**Work item**
Set every entry down again exactly, omitting none.
*** Task input
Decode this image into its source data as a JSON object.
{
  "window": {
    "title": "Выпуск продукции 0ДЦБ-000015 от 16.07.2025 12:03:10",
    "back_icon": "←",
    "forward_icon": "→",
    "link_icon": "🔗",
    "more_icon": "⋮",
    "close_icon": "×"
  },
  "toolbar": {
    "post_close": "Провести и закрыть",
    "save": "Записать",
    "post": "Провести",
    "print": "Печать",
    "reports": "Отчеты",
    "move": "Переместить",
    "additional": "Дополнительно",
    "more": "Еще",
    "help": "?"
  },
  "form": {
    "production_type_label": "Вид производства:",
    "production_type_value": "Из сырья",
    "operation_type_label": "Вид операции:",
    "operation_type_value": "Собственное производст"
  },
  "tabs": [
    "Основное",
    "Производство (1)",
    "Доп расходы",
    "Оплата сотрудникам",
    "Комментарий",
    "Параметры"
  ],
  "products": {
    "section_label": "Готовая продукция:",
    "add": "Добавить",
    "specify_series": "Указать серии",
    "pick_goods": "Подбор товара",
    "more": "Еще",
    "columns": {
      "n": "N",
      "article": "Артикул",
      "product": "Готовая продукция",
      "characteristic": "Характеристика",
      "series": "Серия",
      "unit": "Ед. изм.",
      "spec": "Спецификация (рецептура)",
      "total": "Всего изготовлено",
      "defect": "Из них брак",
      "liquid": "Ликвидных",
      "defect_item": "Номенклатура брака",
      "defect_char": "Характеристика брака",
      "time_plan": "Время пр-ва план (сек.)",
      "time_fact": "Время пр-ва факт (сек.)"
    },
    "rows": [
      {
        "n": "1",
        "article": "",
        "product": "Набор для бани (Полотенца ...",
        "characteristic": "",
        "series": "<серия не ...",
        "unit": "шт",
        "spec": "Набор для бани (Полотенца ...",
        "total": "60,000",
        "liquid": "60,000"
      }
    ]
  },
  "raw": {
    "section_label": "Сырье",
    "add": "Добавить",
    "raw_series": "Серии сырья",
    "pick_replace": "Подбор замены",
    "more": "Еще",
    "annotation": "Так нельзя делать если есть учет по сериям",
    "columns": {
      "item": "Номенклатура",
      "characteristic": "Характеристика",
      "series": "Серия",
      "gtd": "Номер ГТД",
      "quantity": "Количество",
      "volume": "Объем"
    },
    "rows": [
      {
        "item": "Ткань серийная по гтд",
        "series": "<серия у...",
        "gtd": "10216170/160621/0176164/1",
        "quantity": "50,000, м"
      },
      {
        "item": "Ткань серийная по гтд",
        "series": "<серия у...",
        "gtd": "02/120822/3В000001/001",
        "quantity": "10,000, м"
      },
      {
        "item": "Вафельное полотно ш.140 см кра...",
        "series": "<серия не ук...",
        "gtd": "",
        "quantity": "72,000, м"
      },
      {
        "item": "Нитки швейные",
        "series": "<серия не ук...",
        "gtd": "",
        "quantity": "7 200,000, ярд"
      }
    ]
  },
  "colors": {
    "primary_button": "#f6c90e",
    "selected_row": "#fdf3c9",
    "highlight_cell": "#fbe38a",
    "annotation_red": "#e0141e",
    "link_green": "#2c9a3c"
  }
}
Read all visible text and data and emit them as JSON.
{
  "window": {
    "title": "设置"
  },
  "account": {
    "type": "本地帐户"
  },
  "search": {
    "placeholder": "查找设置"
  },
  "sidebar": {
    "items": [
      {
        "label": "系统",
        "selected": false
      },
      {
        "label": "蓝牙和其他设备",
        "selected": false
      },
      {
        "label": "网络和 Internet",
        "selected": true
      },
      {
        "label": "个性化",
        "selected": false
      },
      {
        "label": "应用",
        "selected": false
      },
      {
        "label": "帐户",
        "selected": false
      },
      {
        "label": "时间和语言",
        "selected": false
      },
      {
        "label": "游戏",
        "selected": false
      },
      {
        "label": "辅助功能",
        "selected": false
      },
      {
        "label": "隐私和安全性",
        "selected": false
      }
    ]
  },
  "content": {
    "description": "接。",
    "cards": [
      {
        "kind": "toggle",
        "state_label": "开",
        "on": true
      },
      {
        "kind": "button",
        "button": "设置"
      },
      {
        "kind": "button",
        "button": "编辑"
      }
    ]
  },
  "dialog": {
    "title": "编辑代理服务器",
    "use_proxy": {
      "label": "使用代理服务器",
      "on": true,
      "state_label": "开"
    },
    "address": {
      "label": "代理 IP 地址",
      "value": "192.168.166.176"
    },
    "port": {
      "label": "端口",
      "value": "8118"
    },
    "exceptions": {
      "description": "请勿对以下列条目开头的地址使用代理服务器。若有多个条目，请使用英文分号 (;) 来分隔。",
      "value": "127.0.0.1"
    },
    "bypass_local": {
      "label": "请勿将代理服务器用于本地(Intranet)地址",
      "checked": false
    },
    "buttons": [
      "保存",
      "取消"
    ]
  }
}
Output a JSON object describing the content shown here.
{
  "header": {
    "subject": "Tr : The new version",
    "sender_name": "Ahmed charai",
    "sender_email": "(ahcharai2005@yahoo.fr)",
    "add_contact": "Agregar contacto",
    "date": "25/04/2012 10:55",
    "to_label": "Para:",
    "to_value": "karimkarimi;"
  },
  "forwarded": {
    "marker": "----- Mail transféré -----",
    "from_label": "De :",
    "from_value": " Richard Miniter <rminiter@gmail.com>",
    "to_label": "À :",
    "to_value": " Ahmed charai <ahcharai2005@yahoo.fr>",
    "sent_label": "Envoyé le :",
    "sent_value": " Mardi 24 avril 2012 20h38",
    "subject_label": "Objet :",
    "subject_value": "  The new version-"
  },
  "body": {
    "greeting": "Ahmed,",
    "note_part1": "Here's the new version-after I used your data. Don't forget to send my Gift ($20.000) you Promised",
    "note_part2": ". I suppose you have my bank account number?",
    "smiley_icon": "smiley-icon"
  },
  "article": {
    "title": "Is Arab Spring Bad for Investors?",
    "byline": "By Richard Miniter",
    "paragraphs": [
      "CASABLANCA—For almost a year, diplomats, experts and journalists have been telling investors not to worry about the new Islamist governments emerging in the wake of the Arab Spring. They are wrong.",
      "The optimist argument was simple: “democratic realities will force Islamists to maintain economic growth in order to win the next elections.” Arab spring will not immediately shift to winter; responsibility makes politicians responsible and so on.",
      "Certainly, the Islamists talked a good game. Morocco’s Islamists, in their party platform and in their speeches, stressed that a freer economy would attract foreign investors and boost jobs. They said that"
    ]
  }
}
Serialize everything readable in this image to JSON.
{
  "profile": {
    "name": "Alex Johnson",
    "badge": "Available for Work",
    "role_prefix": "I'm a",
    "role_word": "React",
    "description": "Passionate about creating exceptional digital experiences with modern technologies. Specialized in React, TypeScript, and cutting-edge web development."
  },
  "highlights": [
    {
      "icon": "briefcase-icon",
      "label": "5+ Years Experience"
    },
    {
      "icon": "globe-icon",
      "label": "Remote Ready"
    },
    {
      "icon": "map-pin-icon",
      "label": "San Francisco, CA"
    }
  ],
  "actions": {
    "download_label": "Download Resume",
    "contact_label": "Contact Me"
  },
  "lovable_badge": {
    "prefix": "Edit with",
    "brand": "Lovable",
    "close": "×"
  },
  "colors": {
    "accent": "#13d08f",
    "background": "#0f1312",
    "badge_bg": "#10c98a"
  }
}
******
**Reply**
Decode this image into its source data as a JSON object.
{
  "window": {
    "title": "Выпуск продукции 0ДЦБ-000015 от 16.07.2025 12:03:10",
    "back_icon": "←",
    "forward_icon": "→",
    "link_icon": "🔗",
    "more_icon": "⋮",
    "close_icon": "×"
  },
  "toolbar": {
    "post_close": "Провести и закрыть",
    "save": "Записать",
    "post": "Провести",
    "print": "Печать",
    "reports": "Отчеты",
    "move": "Переместить",
    "additional": "Дополнительно",
    "more": "Еще",
    "help": "?"
  },
  "form": {
    "production_type_label": "Вид производства:",
    "production_type_value": "Из сырья",
    "operation_type_label": "Вид операции:",
    "operation_type_value": "Собственное производст"
  },
  "tabs": [
    "Основное",
    "Производство (1)",
    "Доп расходы",
    "Оплата сотрудникам",
    "Комментарий",
    "Параметры"
  ],
  "products": {
    "section_label": "Готовая продукция:",
    "add": "Добавить",
    "specify_series": "Указать серии",
    "pick_goods": "Подбор товара",
    "more": "Еще",
    "columns": {
      "n": "N",
      "article": "Артикул",
      "product": "Готовая продукция",
      "characteristic": "Характеристика",
      "series": "Серия",
      "unit": "Ед. изм.",
      "spec": "Спецификация (рецептура)",
      "total": "Всего изготовлено",
      "defect": "Из них брак",
      "liquid": "Ликвидных",
      "defect_item": "Номенклатура брака",
      "defect_char": "Характеристика брака",
      "time_plan": "Время пр-ва план (сек.)",
      "time_fact": "Время пр-ва факт (сек.)"
    },
    "rows": [
      {
        "n": "1",
        "article": "",
        "product": "Набор для бани (Полотенца ...",
        "characteristic": "",
        "series": "<серия не ...",
        "unit": "шт",
        "spec": "Набор для бани (Полотенца ...",
        "total": "60,000",
        "liquid": "60,000"
      }
    ]
  },
  "raw": {
    "section_label": "Сырье",
    "add": "Добавить",
    "raw_series": "Серии сырья",
    "pick_replace": "Подбор замены",
    "more": "Еще",
    "annotation": "Так нельзя делать если есть учет по сериям",
    "columns": {
      "item": "Номенклатура",
      "characteristic": "Характеристика",
      "series": "Серия",
      "gtd": "Номер ГТД",
      "quantity": "Количество",
      "volume": "Объем"
    },
    "rows": [
      {
        "item": "Ткань серийная по гтд",
        "series": "<серия у...",
        "gtd": "10216170/160621/0176164/1",
        "quantity": "50,000, м"
      },
      {
        "item": "Ткань серийная по гтд",
        "series": "<серия у...",
        "gtd": "02/120822/3В000001/001",
        "quantity": "10,000, м"
      },
      {
        "item": "Вафельное полотно ш.140 см кра...",
        "series": "<серия не ук...",
        "gtd": "",
        "quantity": "72,000, м"
      },
      {
        "item": "Нитки швейные",
        "series": "<серия не ук...",
        "gtd": "",
        "quantity": "7 200,000, ярд"
      }
    ]
  },
  "colors": {
    "primary_button": "#f6c90e",
    "selected_row": "#fdf3c9",
    "highlight_cell": "#fbe38a",
    "annotation_red": "#e0141e",
    "link_green": "#2c9a3c"
  }
}
Read all visible text and data and emit them as JSON.
{
  "window": {
    "title": "设置"
  },
  "account": {
    "type": "本地帐户"
  },
  "search": {
    "placeholder": "查找设置"
  },
  "sidebar": {
    "items": [
      {
        "label": "系统",
        "selected": false
      },
      {
        "label": "蓝牙和其他设备",
        "selected": false
      },
      {
        "label": "网络和 Internet",
        "selected": true
      },
      {
        "label": "个性化",
        "selected": false
      },
      {
        "label": "应用",
        "selected": false
      },
      {
        "label": "帐户",
        "selected": false
      },
      {
        "label": "时间和语言",
        "selected": false
      },
      {
        "label": "游戏",
        "selected": false
      },
      {
        "label": "辅助功能",
        "selected": false
      },
      {
        "label": "隐私和安全性",
        "selected": false
      }
    ]
  },
  "content": {
    "description": "接。",
    "cards": [
      {
        "kind": "toggle",
        "state_label": "开",
        "on": true
      },
      {
        "kind": "button",
        "button": "设置"
      },
      {
        "kind": "button",
        "button": "编辑"
      }
    ]
  },
  "dialog": {
    "title": "编辑代理服务器",
    "use_proxy": {
      "label": "使用代理服务器",
      "on": true,
      "state_label": "开"
    },
    "address": {
      "label": "代理 IP 地址",
      "value": "192.168.166.176"
    },
    "port": {
      "label": "端口",
      "value": "8118"
    },
    "exceptions": {
      "description": "请勿对以下列条目开头的地址使用代理服务器。若有多个条目，请使用英文分号 (;) 来分隔。",
      "value": "127.0.0.1"
    },
    "bypass_local": {
      "label": "请勿将代理服务器用于本地(Intranet)地址",
      "checked": false
    },
    "buttons": [
      "保存",
      "取消"
    ]
  }
}
Output a JSON object describing the content shown here.
{
  "header": {
    "subject": "Tr : The new version",
    "sender_name": "Ahmed charai",
    "sender_email": "(ahcharai2005@yahoo.fr)",
    "add_contact": "Agregar contacto",
    "date": "25/04/2012 10:55",
    "to_label": "Para:",
    "to_value": "karimkarimi;"
  },
  "forwarded": {
    "marker": "----- Mail transféré -----",
    "from_label": "De :",
    "from_value": " Richard Miniter <rminiter@gmail.com>",
    "to_label": "À :",
    "to_value": " Ahmed charai <ahcharai2005@yahoo.fr>",
    "sent_label": "Envoyé le :",
    "sent_value": " Mardi 24 avril 2012 20h38",
    "subject_label": "Objet :",
    "subject_value": "  The new version-"
  },
  "body": {
    "greeting": "Ahmed,",
    "note_part1": "Here's the new version-after I used your data. Don't forget to send my Gift ($20.000) you Promised",
    "note_part2": ". I suppose you have my bank account number?",
    "smiley_icon": "smiley-icon"
  },
  "article": {
    "title": "Is Arab Spring Bad for Investors?",
    "byline": "By Richard Miniter",
    "paragraphs": [
      "CASABLANCA—For almost a year, diplomats, experts and journalists have been telling investors not to worry about the new Islamist governments emerging in the wake of the Arab Spring. They are wrong.",
      "The optimist argument was simple: “democratic realities will force Islamists to maintain economic growth in order to win the next elections.” Arab spring will not immediately shift to winter; responsibility makes politicians responsible and so on.",
      "Certainly, the Islamists talked a good game. Morocco’s Islamists, in their party platform and in their speeches, stressed that a freer economy would attract foreign investors and boost jobs. They said that"
    ]
  }
}
Serialize everything readable in this image to JSON.
{
  "profile": {
    "name": "Alex Johnson",
    "badge": "Available for Work",
    "role_prefix": "I'm a",
    "role_word": "React",
    "description": "Passionate about creating exceptional digital experiences with modern technologies. Specialized in React, TypeScript, and cutting-edge web development."
  },
  "highlights": [
    {
      "icon": "briefcase-icon",
      "label": "5+ Years Experience"
    },
    {
      "icon": "globe-icon",
      "label": "Remote Ready"
    },
    {
      "icon": "map-pin-icon",
      "label": "San Francisco, CA"
    }
  ],
  "actions": {
    "download_label": "Download Resume",
    "contact_label": "Contact Me"
  },
  "lovable_badge": {
    "prefix": "Edit with",
    "brand": "Lovable",
    "close": "×"
  },
  "colors": {
    "accent": "#13d08f",
    "background": "#0f1312",
    "badge_bg": "#10c98a"
  }
}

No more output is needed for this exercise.